Today, every now and then when I am home alone. I can sometimes smell the faint smell of Havana Blossom Chewing Tobacco and Old Spice aftershave. It happened just the other day. I was lying on my bed resting and the window was opened. A small breeze blew across the little room and that smell hit my nose. I felt grateful and full of life. Those times that it happens is when I know my dad is visiting and telling me everything will be okay.
When my father died I really became interested in the history of Sharpsville and have done quite a bit of research on it. Now when I go through the town everything looks different than it did in the 1970s. The buildings look smaller and the population has declined.

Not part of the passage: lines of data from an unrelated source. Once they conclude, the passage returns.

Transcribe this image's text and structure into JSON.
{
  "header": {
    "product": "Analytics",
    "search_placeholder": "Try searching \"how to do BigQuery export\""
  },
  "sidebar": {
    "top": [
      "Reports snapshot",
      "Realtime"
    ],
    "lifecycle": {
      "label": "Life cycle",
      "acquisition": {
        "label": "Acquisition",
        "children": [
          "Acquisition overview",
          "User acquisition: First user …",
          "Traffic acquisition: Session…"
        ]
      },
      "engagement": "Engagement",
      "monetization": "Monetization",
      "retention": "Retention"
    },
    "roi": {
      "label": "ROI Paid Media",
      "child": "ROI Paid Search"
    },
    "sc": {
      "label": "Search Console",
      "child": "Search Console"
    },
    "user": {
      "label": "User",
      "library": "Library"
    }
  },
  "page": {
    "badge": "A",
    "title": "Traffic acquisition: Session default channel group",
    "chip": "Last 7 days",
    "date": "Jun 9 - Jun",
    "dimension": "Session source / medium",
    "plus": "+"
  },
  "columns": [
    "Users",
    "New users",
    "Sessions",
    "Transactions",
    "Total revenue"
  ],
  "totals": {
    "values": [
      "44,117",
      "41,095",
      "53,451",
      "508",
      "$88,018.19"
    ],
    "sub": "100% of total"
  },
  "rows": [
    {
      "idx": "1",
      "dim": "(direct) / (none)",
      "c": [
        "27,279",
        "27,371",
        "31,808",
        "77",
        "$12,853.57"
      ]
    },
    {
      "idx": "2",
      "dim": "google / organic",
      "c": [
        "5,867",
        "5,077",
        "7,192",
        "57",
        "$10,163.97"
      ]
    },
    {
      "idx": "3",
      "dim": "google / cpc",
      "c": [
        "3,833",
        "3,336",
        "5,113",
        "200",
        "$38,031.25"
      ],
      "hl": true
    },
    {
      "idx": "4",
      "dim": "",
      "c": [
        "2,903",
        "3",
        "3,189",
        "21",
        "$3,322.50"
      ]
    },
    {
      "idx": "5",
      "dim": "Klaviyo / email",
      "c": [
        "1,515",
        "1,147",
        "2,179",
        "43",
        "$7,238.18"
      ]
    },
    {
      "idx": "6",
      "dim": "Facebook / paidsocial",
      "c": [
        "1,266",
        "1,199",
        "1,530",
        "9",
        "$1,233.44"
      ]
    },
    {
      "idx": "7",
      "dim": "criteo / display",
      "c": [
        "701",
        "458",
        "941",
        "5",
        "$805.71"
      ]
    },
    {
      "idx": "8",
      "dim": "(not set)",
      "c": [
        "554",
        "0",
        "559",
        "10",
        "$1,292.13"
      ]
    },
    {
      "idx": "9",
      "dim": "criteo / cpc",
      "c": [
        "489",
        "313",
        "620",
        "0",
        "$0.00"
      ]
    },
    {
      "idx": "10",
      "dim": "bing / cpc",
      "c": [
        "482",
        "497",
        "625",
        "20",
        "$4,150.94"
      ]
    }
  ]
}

The sign still stands near the Sharon line stating that Santa Claus visits every house on Christmas Eve. The town still has only one traffic light and the new police station has no jail cell to hold local wrongdoers.
My favorite bench with my initials carved in it has been removed from the town park. The old City Hall has turned into a floral shop. (In June 2017, a fire that originated in the basement badly scarred the City Hall and shut down the floral shop.) And I will never understand why Pierce’s mansion was torn down to build a housing complex. I remember when trains passed by my house daily and I hung out at the fire station and watched HBO on TV. No matter how the passing of time impacts the town it will always be my Sharpsville.
— Donna DeJulia, (SHS 1960) Franklin, PA, 2012.